● WORK REQUEST: From the entries below, copy each line in which the word "this" occurs.

● Data records:
* * * * * * * * *
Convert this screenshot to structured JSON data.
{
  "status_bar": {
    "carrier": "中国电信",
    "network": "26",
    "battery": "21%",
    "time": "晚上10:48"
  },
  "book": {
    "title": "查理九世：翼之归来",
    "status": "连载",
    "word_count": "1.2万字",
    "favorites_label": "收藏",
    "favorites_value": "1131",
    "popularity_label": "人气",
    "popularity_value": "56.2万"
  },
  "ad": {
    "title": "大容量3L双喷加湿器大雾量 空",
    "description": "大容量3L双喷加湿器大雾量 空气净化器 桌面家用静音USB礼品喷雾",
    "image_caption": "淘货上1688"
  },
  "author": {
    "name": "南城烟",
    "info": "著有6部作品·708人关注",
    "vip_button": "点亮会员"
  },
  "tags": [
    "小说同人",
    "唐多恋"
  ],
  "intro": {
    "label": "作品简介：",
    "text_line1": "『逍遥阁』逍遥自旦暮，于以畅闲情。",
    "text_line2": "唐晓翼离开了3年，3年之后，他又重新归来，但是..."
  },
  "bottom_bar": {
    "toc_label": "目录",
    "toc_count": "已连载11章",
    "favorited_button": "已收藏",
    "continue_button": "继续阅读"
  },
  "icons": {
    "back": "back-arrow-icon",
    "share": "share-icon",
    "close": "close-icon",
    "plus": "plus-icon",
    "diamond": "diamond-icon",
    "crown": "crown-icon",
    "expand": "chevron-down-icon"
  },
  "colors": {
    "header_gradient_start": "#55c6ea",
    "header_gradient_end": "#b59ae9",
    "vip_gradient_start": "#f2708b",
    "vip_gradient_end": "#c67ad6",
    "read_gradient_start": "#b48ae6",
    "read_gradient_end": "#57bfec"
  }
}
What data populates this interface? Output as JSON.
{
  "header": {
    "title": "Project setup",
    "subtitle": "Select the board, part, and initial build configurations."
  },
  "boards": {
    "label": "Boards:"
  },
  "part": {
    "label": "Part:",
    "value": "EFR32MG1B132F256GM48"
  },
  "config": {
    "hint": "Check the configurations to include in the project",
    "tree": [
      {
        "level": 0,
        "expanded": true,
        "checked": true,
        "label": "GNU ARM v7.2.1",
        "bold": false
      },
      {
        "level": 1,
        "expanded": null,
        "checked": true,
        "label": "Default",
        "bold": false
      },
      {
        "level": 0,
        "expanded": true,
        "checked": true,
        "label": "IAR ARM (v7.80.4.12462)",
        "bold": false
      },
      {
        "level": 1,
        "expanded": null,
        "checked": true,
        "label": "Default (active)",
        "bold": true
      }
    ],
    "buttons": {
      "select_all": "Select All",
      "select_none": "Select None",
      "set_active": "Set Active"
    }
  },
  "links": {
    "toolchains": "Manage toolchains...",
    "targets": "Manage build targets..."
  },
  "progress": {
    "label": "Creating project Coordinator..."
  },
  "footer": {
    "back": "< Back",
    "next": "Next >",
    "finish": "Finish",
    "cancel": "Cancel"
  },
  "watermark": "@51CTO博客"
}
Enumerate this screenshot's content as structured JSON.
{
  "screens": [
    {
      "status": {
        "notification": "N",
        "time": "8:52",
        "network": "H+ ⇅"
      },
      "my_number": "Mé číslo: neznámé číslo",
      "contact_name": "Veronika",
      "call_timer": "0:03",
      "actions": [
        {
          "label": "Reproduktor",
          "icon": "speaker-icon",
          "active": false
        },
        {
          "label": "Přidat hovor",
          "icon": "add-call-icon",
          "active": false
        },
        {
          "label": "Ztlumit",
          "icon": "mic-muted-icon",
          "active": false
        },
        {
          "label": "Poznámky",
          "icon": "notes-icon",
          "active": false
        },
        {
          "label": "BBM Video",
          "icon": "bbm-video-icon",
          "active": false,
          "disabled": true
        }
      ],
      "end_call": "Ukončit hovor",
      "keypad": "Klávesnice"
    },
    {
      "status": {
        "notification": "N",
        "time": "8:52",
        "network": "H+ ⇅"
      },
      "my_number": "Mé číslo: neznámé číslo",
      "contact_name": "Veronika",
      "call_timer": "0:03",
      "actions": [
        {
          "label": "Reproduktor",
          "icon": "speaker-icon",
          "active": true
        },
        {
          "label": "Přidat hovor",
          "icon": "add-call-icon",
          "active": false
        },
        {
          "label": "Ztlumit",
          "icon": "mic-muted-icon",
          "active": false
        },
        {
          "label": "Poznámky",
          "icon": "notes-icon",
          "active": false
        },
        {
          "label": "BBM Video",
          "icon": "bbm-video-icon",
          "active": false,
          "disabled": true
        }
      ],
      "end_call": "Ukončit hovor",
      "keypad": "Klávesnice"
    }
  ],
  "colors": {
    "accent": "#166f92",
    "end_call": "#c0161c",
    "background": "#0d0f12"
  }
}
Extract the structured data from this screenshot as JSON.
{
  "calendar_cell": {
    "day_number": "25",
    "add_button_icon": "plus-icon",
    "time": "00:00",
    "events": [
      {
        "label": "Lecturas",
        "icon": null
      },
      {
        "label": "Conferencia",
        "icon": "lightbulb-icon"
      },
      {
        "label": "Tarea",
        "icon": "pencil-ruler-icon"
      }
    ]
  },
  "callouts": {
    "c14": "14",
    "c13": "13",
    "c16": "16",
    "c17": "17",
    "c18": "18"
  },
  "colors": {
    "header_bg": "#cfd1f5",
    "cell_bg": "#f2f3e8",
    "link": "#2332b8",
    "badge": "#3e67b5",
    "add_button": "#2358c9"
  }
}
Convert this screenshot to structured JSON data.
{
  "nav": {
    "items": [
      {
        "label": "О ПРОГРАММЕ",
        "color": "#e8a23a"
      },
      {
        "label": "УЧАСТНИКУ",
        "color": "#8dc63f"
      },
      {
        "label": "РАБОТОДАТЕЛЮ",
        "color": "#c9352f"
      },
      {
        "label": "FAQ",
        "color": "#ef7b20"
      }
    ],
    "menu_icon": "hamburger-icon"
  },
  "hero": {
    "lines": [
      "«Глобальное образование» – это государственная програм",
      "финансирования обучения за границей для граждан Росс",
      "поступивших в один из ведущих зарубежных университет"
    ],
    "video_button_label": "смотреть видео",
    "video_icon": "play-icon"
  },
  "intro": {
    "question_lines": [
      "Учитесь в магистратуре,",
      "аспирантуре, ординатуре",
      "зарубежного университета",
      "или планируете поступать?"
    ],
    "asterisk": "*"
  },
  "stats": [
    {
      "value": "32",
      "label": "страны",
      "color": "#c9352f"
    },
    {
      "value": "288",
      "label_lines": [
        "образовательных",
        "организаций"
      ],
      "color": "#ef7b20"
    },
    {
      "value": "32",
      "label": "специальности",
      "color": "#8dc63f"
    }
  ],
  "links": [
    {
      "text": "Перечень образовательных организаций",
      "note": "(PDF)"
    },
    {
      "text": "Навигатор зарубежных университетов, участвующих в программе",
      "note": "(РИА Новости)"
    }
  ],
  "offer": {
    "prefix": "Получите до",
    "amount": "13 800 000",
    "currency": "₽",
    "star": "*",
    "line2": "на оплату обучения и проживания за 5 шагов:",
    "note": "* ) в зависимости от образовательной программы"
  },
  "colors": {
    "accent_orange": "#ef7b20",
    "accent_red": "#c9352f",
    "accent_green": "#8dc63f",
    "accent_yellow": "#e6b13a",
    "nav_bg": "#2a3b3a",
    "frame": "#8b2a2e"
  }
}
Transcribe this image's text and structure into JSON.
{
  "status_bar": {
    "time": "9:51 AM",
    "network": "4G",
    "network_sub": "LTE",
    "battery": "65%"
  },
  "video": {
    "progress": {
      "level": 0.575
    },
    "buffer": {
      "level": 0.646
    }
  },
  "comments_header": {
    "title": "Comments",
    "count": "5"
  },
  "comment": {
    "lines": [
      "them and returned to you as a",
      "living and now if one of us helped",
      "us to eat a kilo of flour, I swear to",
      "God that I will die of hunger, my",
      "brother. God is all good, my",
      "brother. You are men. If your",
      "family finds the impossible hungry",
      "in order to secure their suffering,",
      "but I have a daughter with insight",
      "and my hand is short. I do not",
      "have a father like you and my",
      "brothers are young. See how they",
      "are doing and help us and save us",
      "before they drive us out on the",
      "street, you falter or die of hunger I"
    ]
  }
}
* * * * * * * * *
● FINAL ANSWER:
Convert this screenshot to structured JSON data.
What data populates this interface? Output as JSON.
Enumerate this screenshot's content as structured JSON.
Extract the structured data from this screenshot as JSON.
Convert this screenshot to structured JSON data.
Transcribe this image's text and structure into JSON.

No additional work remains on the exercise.